Items from a data source:
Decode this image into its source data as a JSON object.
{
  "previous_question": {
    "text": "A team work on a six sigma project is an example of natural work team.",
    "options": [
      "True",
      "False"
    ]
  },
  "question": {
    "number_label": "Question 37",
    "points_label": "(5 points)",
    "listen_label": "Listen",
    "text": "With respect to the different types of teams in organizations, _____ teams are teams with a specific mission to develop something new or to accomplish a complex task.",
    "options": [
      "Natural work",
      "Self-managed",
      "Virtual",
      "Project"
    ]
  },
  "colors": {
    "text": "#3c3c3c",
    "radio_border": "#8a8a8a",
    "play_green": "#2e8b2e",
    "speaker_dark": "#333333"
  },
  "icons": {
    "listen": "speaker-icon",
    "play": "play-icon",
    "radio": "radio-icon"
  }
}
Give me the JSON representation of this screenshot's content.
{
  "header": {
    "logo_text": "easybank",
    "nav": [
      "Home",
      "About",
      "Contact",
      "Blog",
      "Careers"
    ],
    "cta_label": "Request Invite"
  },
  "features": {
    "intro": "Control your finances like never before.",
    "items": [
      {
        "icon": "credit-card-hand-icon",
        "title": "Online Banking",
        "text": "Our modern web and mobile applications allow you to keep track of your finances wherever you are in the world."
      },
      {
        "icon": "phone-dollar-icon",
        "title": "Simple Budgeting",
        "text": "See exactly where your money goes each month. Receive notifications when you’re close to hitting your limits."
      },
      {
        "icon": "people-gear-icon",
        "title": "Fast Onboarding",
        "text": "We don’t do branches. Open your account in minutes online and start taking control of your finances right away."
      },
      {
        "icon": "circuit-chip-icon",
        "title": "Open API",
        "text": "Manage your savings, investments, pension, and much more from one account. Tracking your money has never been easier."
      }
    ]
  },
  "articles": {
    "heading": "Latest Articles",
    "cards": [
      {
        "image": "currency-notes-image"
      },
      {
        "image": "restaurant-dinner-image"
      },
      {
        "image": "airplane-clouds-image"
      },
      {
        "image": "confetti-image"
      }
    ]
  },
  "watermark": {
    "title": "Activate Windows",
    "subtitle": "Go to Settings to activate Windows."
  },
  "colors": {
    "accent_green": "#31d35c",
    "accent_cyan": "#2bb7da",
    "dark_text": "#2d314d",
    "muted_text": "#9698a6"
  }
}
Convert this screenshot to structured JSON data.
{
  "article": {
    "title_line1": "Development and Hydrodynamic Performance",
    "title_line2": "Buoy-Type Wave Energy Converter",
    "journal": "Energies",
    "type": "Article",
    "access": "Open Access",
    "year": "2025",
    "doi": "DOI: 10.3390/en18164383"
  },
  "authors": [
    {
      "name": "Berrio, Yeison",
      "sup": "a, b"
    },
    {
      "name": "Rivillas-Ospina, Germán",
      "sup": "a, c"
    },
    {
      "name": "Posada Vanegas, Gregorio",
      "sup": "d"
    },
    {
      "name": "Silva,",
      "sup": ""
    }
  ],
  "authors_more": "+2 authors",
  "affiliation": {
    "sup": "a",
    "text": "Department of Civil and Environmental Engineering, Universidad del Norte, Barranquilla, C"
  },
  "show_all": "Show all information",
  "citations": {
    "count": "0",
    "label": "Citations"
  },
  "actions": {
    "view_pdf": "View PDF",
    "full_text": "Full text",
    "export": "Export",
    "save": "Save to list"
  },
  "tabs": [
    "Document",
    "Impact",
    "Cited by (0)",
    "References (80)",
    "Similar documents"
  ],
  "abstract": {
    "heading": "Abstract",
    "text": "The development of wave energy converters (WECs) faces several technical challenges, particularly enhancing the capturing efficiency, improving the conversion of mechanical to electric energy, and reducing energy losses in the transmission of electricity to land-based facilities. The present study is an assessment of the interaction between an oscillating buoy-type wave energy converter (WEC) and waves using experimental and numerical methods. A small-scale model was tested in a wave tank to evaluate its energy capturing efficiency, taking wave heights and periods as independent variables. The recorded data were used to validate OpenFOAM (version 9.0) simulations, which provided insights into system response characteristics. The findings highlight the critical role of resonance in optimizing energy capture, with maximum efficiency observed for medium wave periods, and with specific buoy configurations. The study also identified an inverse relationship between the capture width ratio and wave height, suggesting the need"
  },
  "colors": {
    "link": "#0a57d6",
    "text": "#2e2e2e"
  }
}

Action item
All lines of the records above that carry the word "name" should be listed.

Result of this exercise
      "name": "Berrio, Yeison",
      "name": "Rivillas-Ospina, Germán",
      "name": "Posada Vanegas, Gregorio",
      "name": "Silva,",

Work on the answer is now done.